We call nap time "Tent time" now - Sofi goes into her tent and will stay there voluntarily for a period of time, and sometimes even fall asleep. "Have a nice tent time," I told her today. "Have a nice you time," she said back.
As far the heavy hand of the father in the last story, the man-eating nice troll was all Sofi, probably inspired by the fairy tale book she got for Christmas. "Let's have a nice troll," she said. And then later, "The troll is eating people." "Eating people?" I asked. "That doesn't sound very nice. Chewing them up and swallowing them?" She said yes. So we ran with it. The obvious me contribution was "Restaurants are expensive."
The really-stripped-down Universalis - I ask her, "What kind of story?" and she always says, "A fairy tale!" and then we might negotiate. "How about a modern fairy tale with cars and houses instead of horses and castles," I'll say. (My standard Universalis opening move.) And then I'll ask what it's about and who's in it, and then we're ready to frame the first scene. "Where's the first scene?" And I'll let her run with it until she runs out of ideas and then usually do some kind of patching-up to try to make what she's done so far make some kind of sense.
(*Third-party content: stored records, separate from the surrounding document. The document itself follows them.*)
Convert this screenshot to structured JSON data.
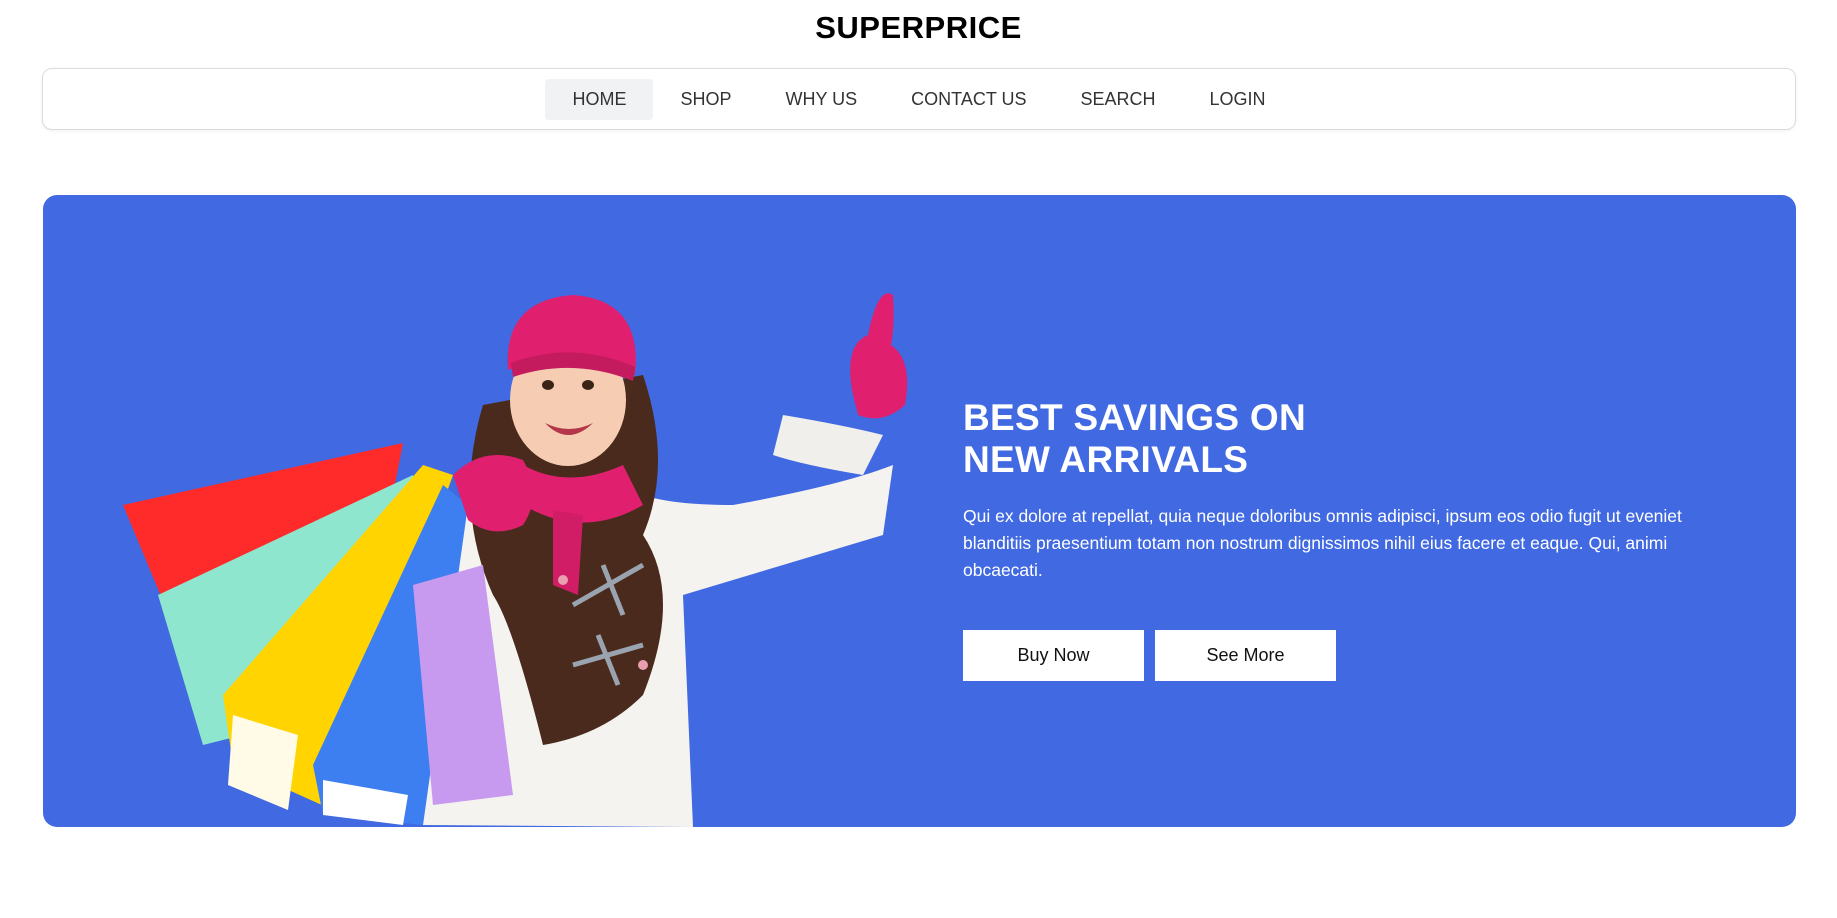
{
  "header": {
    "site_title": "SUPERPRICE"
  },
  "nav": {
    "items": [
      {
        "label": "HOME",
        "active": true
      },
      {
        "label": "SHOP"
      },
      {
        "label": "WHY US"
      },
      {
        "label": "CONTACT US"
      },
      {
        "label": "SEARCH"
      },
      {
        "label": "LOGIN"
      }
    ]
  },
  "hero": {
    "headline_line1": "BEST SAVINGS ON",
    "headline_line2": "NEW ARRIVALS",
    "body": "Qui ex dolore at repellat, quia neque doloribus omnis adipisci, ipsum eos odio fugit ut eveniet blanditiis praesentium totam non nostrum dignissimos nihil eius facere et eaque. Qui, animi obcaecati.",
    "buy_label": "Buy Now",
    "more_label": "See More",
    "image_icon": "shopping-girl-illustration"
  },
  "colors": {
    "hero_bg": "#4169e1",
    "hat": "#e0206e",
    "sweater": "#f5f3f0",
    "bag_red": "#ff2a2a",
    "bag_mint": "#8fe6cf",
    "bag_yellow": "#ffd400",
    "bag_blue": "#3d7ff0",
    "bag_lilac": "#c79af0"
  }
}
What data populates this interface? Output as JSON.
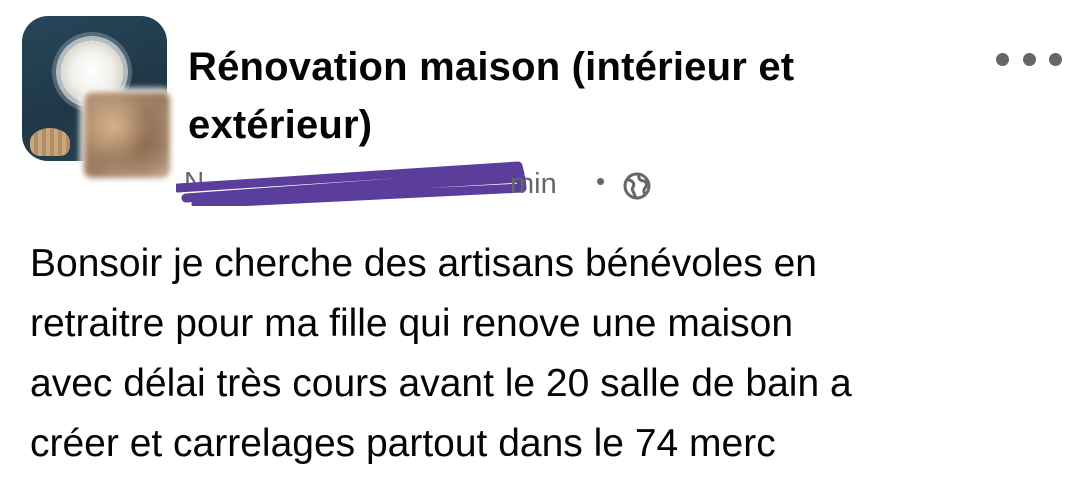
{
  "group": {
    "title_line1": "Rénovation maison (intérieur et",
    "title_line2": "extérieur)"
  },
  "meta": {
    "author": "N",
    "time": "min",
    "separator": "•",
    "privacy_icon": "globe-icon"
  },
  "menu": {
    "icon": "more-horizontal-icon"
  },
  "post": {
    "lines": [
      "Bonsoir je cherche des artisans bénévoles en",
      "retraitre pour ma fille qui renove une maison",
      "avec délai très cours avant le 20 salle de bain a",
      "créer et carrelages partout dans le 74 merc"
    ]
  },
  "colors": {
    "text": "#050505",
    "secondary": "#65676b",
    "redaction": "#5b3d9c"
  }
}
No dice, no tokens.
But we've also been playing Warhammer Quest, which is awesome - we used to play when she was 2, just building the dungeon and moving guys around in it - a couple weeks ago I introduced monsters - and at first she wasn't too crazy about it. "Why are there spiders?" But now she's like, "I want to hit the monster with my go away monster stick!" and "If we run out of energy I'll use this and we'll get our energy back. Like coffee." We cheat - the dungeon's half the size it's supposed to be. We've been TPK'd once ("We all ran out of energy and fell asleep.") and won once.
Other, activities: paper helicopters. Playing Set (she doesn't have to find actual sets, just matches).
BTW - Mark - just gave Dwarf Fortress another shot. The first time I just didn't get it and gave up. This time I used the tutorial. Jesus what a game.
I've got to admit, the reason I keep finding new activities for her isn't because she gets bored - it's because I get bored. She'd probably be happy playing Set for four hours straight. No ADD here.
Mama and dada and sofi were at home. Mama said she wanted to go to a restaurant. Sofi said she wanted to go to a restaurant, too. Dada said restaurants are expensive. Sofi said they should go to the restaurant and ask people there for money. Dada said OK. So they drove to the restaurant. At the restaurant, a nice troll was in the kitchen, eating people. He chewed them up and swallowed them, and then they were in his tummy. Then the people made a big hole in his tummy to get out. Dada and mama and Sofi got to the restaurant and said they wanted to eat. But first they had to ask people for money. People came out of the kitchen and dada asked them for money. They said they couldn't give him any money because they just escaped from a troll's tummy. Sofi said they should send the troll to Sydney. The troll came out of the kitchen and asked if he heard her right. Did she really want to send him to Sydney? Yes, Sofi said. The troll had always wanted to go to Sydney. But couldn't right now, because he had a big tummy ache, because of the hole in his tummy. Luckily, mama had brought her knitting supplies, so she offered to sew up his tummy with yarn. The troll wanted to know if it would hurt. Maybe, mama said. Let's find out. So mama started sewing up the troll. The troll said it tickled. When mama was done, the troll said he felt great, and he was ready to go to Sydney. Dad wanted to know how they were going to send him to Sydney. That's expensive, dad said. Sofi said they should ask for money again. So they did. And everyone was so happy to get rid of the troll who ate them that they were glad to chip in. So mama, dada, and Sofi took the troll to the airport and put him on a plane to Sydney.